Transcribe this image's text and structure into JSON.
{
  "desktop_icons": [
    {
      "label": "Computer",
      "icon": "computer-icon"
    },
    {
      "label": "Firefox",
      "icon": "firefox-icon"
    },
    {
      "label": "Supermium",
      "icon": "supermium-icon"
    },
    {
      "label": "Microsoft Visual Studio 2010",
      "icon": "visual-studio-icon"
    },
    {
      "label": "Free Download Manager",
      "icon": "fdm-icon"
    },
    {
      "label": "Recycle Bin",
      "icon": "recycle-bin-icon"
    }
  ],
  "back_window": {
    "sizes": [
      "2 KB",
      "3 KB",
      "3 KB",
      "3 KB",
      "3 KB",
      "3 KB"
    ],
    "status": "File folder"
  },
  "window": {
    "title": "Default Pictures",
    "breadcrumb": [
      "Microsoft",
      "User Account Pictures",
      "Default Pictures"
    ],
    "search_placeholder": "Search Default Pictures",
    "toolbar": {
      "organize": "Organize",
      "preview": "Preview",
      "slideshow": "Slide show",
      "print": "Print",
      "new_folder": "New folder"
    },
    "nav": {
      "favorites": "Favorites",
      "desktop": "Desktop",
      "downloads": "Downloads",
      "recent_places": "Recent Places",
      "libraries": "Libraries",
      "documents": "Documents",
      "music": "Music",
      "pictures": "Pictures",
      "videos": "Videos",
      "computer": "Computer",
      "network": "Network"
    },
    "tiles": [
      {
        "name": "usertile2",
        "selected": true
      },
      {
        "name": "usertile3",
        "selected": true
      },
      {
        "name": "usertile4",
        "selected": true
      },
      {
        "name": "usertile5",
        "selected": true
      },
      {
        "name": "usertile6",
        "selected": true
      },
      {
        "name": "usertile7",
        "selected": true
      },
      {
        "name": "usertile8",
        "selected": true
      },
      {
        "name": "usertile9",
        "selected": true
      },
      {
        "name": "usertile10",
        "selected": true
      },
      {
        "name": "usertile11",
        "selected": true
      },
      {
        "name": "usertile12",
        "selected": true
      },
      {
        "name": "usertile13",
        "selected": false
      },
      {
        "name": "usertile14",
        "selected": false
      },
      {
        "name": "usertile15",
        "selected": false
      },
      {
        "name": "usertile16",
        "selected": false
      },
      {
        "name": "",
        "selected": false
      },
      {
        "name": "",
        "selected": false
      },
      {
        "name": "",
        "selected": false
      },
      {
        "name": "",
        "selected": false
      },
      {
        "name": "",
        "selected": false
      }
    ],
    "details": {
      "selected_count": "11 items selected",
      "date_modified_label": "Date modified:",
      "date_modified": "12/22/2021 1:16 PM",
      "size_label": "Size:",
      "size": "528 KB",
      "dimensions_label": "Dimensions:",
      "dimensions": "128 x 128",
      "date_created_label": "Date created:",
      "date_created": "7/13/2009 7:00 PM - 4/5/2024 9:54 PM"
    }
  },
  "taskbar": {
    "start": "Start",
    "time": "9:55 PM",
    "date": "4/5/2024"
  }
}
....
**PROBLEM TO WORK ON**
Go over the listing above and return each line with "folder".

**REPLY TO THE TASK**
    "status": "File folder"
      "new_folder": "New folder"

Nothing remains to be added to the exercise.